# [Information shown]

# # #

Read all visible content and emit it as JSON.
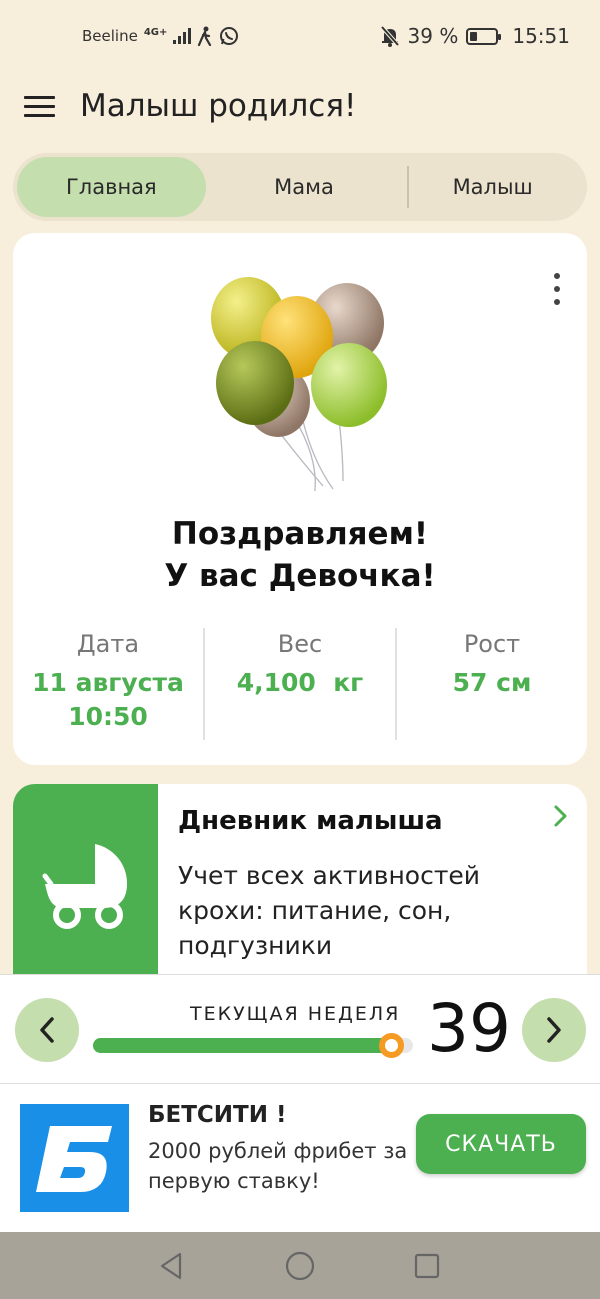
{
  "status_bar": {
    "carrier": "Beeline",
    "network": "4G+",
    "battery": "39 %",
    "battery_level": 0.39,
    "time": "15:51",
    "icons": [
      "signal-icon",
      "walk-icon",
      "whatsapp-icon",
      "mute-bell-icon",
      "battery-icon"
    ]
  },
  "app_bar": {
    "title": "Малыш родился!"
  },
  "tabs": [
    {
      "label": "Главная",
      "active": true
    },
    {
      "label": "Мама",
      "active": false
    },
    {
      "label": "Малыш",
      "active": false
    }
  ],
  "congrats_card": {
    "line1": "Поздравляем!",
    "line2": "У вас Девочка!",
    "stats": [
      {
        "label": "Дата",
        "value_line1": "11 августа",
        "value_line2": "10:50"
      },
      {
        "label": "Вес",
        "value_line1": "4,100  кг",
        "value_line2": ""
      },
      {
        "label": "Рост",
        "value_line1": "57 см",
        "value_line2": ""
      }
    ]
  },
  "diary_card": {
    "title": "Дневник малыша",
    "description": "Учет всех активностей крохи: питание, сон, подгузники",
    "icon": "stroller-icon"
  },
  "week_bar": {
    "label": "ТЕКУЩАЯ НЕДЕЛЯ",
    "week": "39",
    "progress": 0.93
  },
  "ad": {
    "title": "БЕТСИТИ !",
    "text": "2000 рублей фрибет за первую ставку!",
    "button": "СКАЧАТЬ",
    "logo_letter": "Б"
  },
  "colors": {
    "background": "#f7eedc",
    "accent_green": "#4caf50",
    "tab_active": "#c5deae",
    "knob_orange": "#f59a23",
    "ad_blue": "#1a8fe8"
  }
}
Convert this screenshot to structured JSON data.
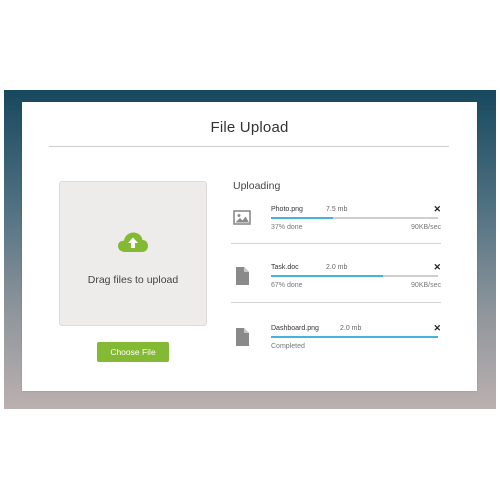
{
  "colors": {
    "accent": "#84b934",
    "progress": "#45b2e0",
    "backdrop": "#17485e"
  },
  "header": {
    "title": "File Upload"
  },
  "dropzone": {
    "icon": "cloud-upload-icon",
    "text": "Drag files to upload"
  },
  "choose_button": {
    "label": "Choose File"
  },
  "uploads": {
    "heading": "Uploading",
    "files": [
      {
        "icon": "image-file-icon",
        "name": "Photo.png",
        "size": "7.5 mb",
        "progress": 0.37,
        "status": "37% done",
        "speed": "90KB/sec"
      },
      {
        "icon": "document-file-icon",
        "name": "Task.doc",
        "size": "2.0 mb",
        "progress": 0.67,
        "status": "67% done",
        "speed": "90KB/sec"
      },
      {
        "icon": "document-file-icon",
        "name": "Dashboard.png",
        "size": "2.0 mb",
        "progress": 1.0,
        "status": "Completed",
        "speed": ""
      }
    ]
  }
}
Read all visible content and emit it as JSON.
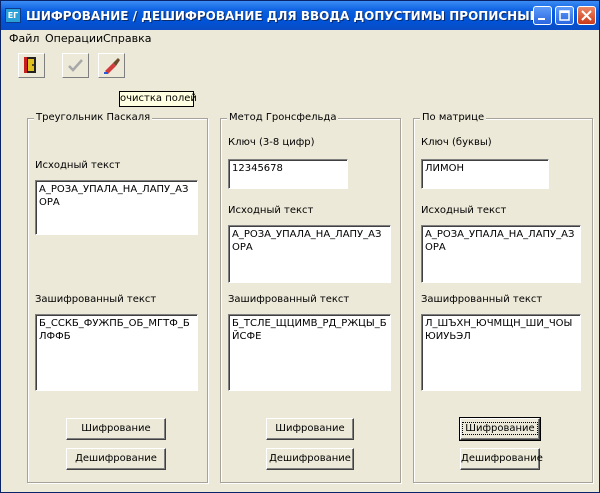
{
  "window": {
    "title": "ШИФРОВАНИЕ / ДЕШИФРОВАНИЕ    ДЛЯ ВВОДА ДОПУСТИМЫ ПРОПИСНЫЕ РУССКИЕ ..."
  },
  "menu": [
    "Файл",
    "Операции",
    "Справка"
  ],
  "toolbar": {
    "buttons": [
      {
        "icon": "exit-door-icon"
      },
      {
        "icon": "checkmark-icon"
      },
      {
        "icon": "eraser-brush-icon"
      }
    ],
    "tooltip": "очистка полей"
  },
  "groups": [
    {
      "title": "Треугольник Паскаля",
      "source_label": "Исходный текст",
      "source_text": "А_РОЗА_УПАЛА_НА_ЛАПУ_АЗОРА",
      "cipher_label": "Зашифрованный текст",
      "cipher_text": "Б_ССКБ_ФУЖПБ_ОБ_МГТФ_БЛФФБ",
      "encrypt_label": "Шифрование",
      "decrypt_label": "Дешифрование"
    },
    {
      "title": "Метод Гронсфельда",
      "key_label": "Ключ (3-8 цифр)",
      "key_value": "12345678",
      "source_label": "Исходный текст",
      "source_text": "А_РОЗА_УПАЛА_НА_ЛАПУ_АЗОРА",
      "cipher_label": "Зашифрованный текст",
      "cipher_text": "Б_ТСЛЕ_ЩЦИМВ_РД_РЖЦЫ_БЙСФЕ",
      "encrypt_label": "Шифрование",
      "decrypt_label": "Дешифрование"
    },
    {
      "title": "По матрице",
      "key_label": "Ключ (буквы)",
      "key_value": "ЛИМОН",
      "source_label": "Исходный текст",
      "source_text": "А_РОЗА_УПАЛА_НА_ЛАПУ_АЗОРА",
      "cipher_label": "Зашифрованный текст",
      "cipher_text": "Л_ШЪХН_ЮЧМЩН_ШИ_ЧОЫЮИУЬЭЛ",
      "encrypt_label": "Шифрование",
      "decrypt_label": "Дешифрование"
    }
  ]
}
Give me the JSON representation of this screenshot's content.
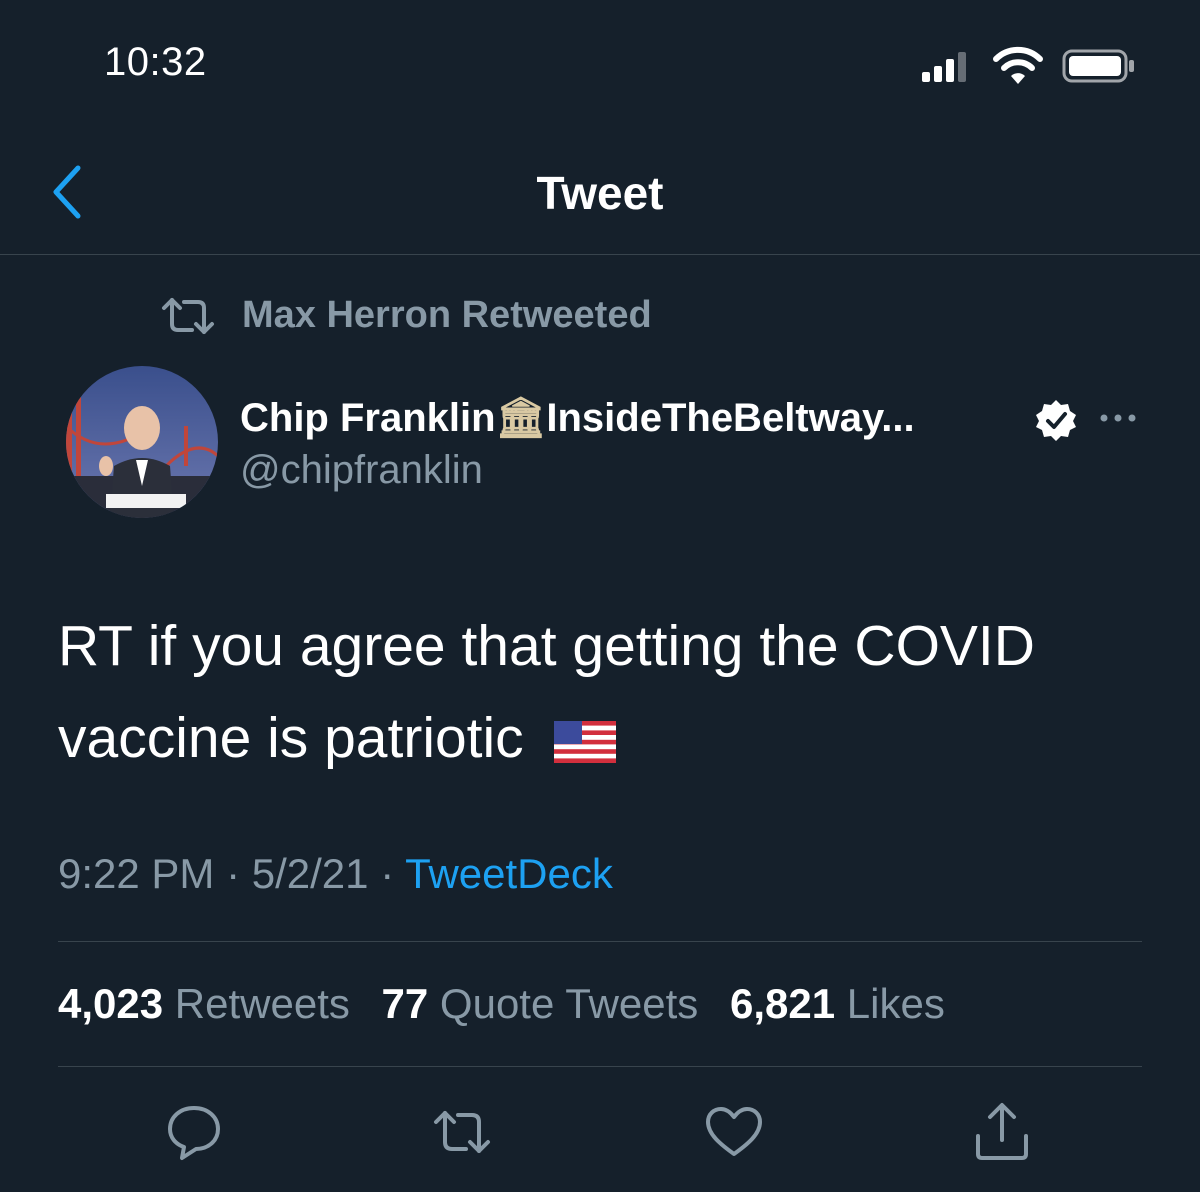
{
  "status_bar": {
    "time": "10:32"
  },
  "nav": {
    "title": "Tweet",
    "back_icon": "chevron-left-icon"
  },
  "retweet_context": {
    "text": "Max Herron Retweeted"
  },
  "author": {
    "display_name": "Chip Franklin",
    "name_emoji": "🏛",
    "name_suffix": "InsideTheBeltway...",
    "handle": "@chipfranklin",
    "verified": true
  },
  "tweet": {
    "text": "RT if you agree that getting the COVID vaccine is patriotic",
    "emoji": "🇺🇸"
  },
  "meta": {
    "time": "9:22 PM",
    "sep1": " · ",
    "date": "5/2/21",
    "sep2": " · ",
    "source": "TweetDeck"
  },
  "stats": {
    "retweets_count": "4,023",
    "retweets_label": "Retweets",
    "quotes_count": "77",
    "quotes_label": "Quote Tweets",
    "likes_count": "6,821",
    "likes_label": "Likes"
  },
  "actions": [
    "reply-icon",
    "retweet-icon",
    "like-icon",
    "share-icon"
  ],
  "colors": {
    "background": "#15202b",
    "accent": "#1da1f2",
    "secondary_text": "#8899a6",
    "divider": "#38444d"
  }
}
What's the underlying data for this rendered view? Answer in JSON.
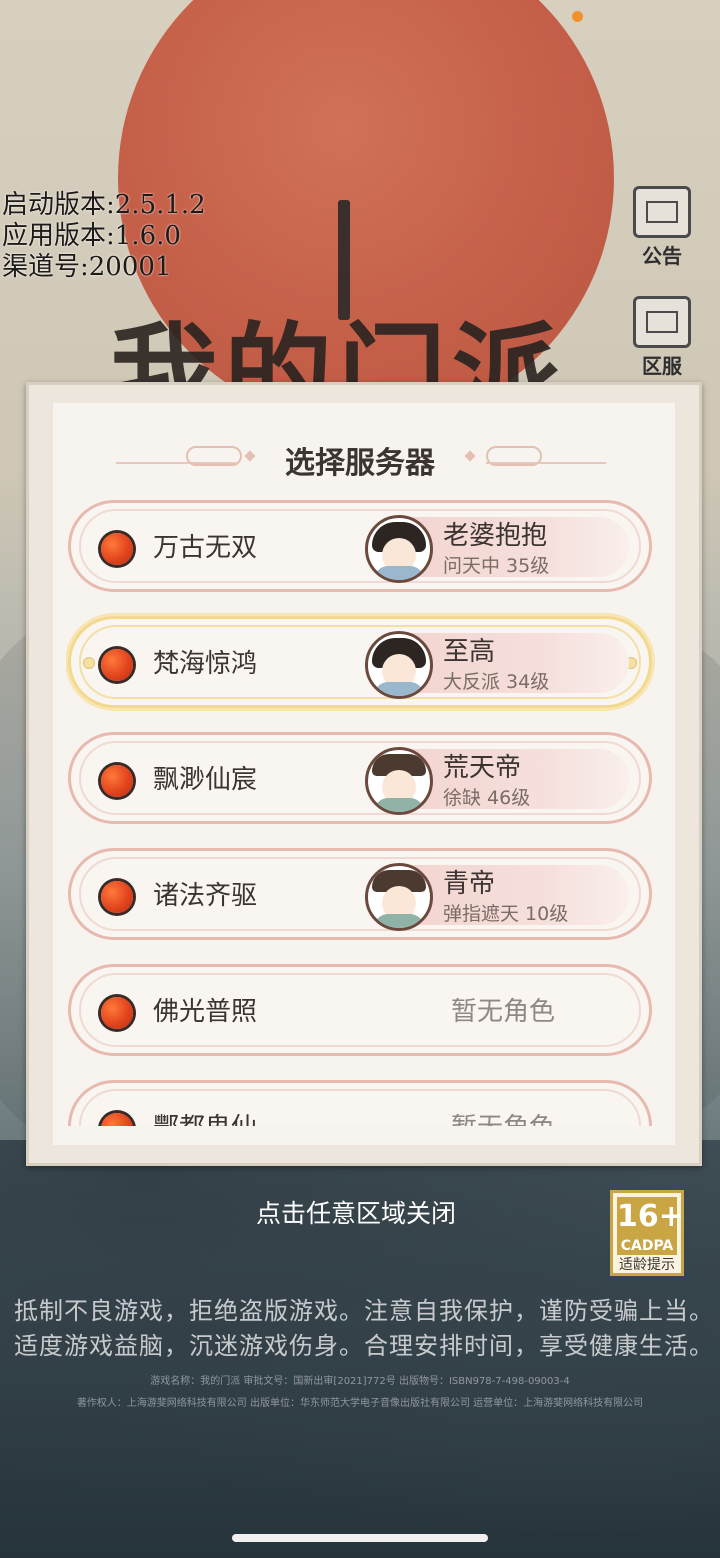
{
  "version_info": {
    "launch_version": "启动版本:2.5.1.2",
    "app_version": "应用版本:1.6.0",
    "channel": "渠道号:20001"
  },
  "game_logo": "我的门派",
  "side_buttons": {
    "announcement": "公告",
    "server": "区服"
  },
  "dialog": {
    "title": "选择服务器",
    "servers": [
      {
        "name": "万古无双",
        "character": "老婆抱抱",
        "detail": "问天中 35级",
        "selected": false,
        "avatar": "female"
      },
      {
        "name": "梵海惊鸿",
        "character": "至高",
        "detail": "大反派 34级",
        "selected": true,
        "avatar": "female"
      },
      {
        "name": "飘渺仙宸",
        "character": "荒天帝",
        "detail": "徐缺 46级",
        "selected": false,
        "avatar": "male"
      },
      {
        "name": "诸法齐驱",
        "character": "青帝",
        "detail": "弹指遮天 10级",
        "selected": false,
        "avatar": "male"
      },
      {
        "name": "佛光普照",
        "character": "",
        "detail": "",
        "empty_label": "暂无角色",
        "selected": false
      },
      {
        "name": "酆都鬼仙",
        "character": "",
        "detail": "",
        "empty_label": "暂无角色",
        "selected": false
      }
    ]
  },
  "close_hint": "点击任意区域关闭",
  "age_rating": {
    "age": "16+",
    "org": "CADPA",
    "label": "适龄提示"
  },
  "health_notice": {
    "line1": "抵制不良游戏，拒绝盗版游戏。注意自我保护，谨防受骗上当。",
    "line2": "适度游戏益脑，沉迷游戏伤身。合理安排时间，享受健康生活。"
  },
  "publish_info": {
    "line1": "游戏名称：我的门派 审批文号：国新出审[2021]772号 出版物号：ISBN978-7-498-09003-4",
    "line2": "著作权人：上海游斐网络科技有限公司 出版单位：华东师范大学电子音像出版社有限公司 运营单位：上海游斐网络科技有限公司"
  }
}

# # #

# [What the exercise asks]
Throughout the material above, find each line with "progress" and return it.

# [Task answer]
    "progress": 0.93
    "progress": "#45b2e0",
        "progress": 0.37,
        "progress": 0.67,
        "progress": 1.0,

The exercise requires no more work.